1. The intellectual conception of a thing as it is in itself, not as it is known through perception.
2. The of itself unknown and unknowable rational object, or thing in itself, which is distinguished from the phenomenon through which it is apprehended by the senses, and by which it is interpreted and understood; -- so used in the philosophy of Kant and his followers. [1]

The term is generally used in contrast with, or in relation to "phenomenon", which refers to anything that appears to, or is an object of the senses.

In Plato's philosophy the noumenal realm was equated with the world of ideas known to the philosophical mind, in contrast to the phenomenal realm, which was equated with the world of sensory reality:

Platonist frames of thought draw a dividing line between two realms. One realm, the inferior of the two, is the material, physical world of sense experience. It is the "phenomenal" world, the world of objects, of the body, of immediate perception. The other, superior realm is the world of the immaterial, the spiritual, the world of realities not accessible to the body's senses, the world known by intellect or spiritual sense, the "noumenal" world.[2]

The term noumenon in the Theosophical literature is generally used to refer to "The true essential nature of being as distinguished from the illusive objects of sense."[3] In the septenary model of the constitution of the universe, the three higher planes are normally regarded as "noumenal".


Phenomenon (Greek: φαινόμενoν, phainomenon, from the verb φαίνειν, phainein, to show, shine, appear, to be manifest or manifest itself, plural phenomena), is any thing which manifests itself. Phenomena are often, but not always, understood as "things that appear" or "experiences" for a sentient being, or in principle may be so.

The term came into its modern philosophical usage through Immanuel Kant, who contrasted it with the noumenon. In contrast to a phenomenon, a noumenon is not directly accessible to observation.

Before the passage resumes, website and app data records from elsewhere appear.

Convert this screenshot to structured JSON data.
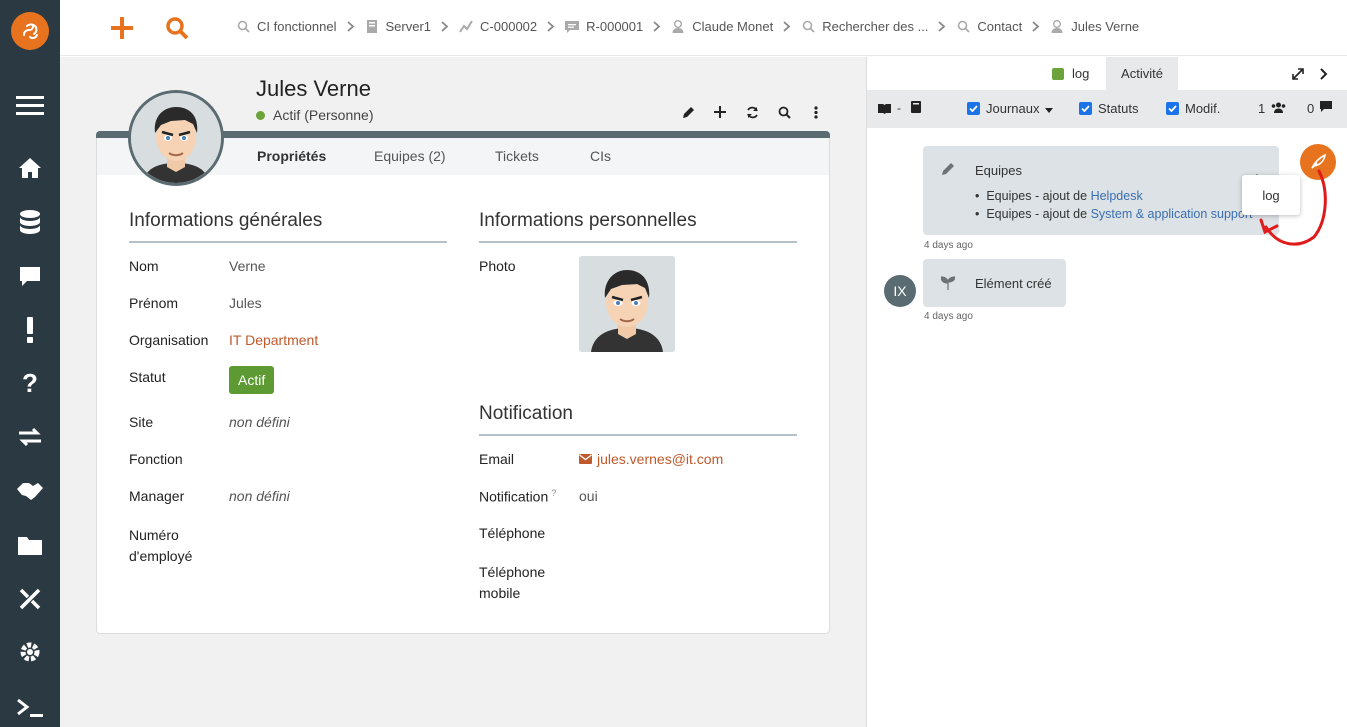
{
  "topbar": {
    "add_icon": "plus-icon",
    "search_icon": "search-icon",
    "breadcrumbs": [
      {
        "label": "CI fonctionnel",
        "icon": "search-icon"
      },
      {
        "label": "Server1",
        "icon": "server-icon"
      },
      {
        "label": "C-000002",
        "icon": "contract-icon"
      },
      {
        "label": "R-000001",
        "icon": "request-icon"
      },
      {
        "label": "Claude Monet",
        "icon": "person-icon"
      },
      {
        "label": "Rechercher des ...",
        "icon": "search-icon"
      },
      {
        "label": "Contact",
        "icon": "search-icon"
      },
      {
        "label": "Jules Verne",
        "icon": "person-icon"
      }
    ]
  },
  "sidebar": {
    "items": [
      "menu-icon",
      "home-icon",
      "database-icon",
      "chat-icon",
      "exclamation-icon",
      "question-icon",
      "exchange-icon",
      "handshake-icon",
      "folder-icon",
      "tools-icon",
      "gear-icon",
      "terminal-icon"
    ]
  },
  "object": {
    "name": "Jules Verne",
    "status": "Actif",
    "class": "(Personne)"
  },
  "tabs": [
    "Propriétés",
    "Equipes (2)",
    "Tickets",
    "CIs"
  ],
  "general": {
    "title": "Informations générales",
    "fields": [
      {
        "label": "Nom",
        "value": "Verne"
      },
      {
        "label": "Prénom",
        "value": "Jules"
      },
      {
        "label": "Organisation",
        "value": "IT Department"
      },
      {
        "label": "Statut",
        "value": "Actif"
      },
      {
        "label": "Site",
        "value": "non défini"
      },
      {
        "label": "Fonction",
        "value": ""
      },
      {
        "label": "Manager",
        "value": "non défini"
      },
      {
        "label": "Numéro d'employé",
        "value": ""
      }
    ]
  },
  "personal": {
    "title": "Informations personnelles",
    "photo_label": "Photo"
  },
  "notification": {
    "title": "Notification",
    "fields": [
      {
        "label": "Email",
        "value": "jules.vernes@it.com"
      },
      {
        "label": "Notification",
        "value": "oui",
        "help": "?"
      },
      {
        "label": "Téléphone",
        "value": ""
      },
      {
        "label": "Téléphone mobile",
        "value": ""
      }
    ]
  },
  "activity": {
    "tab_log": "log",
    "tab_activity": "Activité",
    "log_color": "#6ca33a",
    "filters": {
      "journaux": "Journaux",
      "statuts": "Statuts",
      "modif": "Modif.",
      "participants_count": "1",
      "comments_count": "0"
    },
    "entries": [
      {
        "title": "Equipes",
        "lines": [
          {
            "prefix": "Equipes - ajout de ",
            "link": "Helpdesk"
          },
          {
            "prefix": "Equipes - ajout de ",
            "link": "System & application support"
          }
        ],
        "time": "4 days ago"
      },
      {
        "avatar": "IX",
        "title": "Elément créé",
        "time": "4 days ago"
      }
    ],
    "popover": "log"
  },
  "colors": {
    "accent": "#e8731e",
    "sidebar": "#2b3a42",
    "status_green": "#5e9a34",
    "link": "#c0592b",
    "annotation": "#e01b1b"
  }
}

Kant was heavily influenced by Leibniz in this part of his philosophy, in which phenomenon and noumenon serve as interrelated technical terms.

Further reading


  1. Noumenon at Webster's Online Dictionary
  2. Renaissance Platonism at Warren Wilson College
  3. Helena Petrovna Blavatsky, The Theosophical Glossary (Krotona, CA: Theosophical Publishing House, 1973), 234.